Not only is our scientific understanding of intelligence more modest than the peddlers of artificial intelligence insist (rendering them artificially imbecillent), but our supple, rich, multidimensional everyday understanding of intelligence in actual human and historical life is brutalized through our concession of the applicability of the term to the awkward impoverished puppets the peddlers of artificial intelligence produce (rendering us all artificially imbecillent).
Until we have a deeper understanding of the brain, giant arrays of idealized neurons will tell us less than we might have hoped. Simply simulating individual neurons without knowing more about how the brain works at the circuit level is like throwing Legos in a pile and hoping that they create a castle; what we really need are directions for creating the castle, but this can only come from psychologists and neuroscientists working together closely to try to understanding the kinds of circuits out of which minds are made…Again, as far as it goes, quite so. And so again, why declare the brain has a "circuit level" at all, why declare the mind is "made" (by whom?) "of circuits"? Why encourage these people?

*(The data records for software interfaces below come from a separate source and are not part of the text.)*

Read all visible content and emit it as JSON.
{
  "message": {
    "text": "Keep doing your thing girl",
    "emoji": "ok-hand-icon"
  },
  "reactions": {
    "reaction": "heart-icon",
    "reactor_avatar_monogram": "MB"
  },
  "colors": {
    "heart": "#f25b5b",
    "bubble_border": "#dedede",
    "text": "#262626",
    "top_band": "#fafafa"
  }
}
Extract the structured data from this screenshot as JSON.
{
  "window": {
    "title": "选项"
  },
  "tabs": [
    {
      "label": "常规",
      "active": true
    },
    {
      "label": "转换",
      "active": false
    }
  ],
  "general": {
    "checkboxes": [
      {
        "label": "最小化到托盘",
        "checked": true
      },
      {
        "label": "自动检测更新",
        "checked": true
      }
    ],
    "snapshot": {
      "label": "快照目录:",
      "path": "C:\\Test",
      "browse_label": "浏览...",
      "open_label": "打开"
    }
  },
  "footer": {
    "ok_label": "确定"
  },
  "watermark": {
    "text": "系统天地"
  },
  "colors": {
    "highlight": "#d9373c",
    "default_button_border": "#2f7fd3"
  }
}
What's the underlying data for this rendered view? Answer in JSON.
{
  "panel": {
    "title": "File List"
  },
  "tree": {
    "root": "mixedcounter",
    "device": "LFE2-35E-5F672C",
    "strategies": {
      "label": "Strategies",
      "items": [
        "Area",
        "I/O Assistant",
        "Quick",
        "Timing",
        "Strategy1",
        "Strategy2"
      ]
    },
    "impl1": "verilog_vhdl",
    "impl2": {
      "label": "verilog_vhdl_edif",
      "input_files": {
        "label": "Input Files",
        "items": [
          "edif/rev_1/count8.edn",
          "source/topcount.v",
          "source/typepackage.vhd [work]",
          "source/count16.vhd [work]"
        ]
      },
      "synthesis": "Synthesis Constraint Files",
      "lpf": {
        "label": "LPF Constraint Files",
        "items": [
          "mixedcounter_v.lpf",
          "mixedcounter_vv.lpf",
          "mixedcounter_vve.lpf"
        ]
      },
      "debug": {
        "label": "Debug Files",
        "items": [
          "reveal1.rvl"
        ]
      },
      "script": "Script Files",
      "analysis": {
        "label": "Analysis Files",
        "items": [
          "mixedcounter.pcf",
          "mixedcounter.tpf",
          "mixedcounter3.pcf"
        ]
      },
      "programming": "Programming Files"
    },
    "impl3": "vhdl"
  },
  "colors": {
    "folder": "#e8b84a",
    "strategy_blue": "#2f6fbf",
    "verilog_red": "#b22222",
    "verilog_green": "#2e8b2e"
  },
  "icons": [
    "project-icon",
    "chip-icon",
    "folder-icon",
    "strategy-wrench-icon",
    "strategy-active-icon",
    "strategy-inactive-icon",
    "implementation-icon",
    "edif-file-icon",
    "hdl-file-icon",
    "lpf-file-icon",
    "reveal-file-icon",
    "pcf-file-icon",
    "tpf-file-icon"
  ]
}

Moore’s Law [is] the idea that computers are rapidly increasing in power, doubling every eighteen to twenty-four months. I.B.M.’s latest success is a testament to that law; even ten years ago, a machine of Compass’s scope was almost inconceivable. But what’s not doubling every eighteen to twenty-four months is our understanding of how the brain actually works, of the computations and circuits [grrr!] that are [sic] underlie neural function. In debates about when artificial intelligence will come, many writers emphasize how cheap computation has become. But what I.B.M. shows is that you can have all the processing power in the world, but until you know how to put it all together, you still won’t have anything nearly as smart as the human brain.Whenever I hear Moore's Law mentioned I feel it is my duty to supplement it with Lanier's less well-known because less-consoling corollary to Moore's Law: "As processors become faster and memory becomes cheaper, software becomes correspondingly slower and more bloated, using up all available resources."
I mostly approve Marcus's elegant critique of Compass, but I must conclude with complaints. Setting aside the recourse once more to metaphors (circuits, computation, capture) that invigorate the ignorant projects he otherwise sensibly disdains, I want to say that conceding his point that we may yet fundamentally misunderstand the phenomenon of intelligence -- even granting intelligence is material and not somehow supernatural, as definitely I do assume -- the proper debate to be having may well be not when but if "artificial intelligence" will come. Also, conceding his many points about its limits and failures, the proper thing to say about Compass is not that is isn't nearly as smart as a human brain but that "smart" is not a word that properly applies to such a device at all, else we risk losing the sense of what is to be nourished and cherished in the unique indispensable smartness of humans and other animals who share and make the sensible world together with us here and now.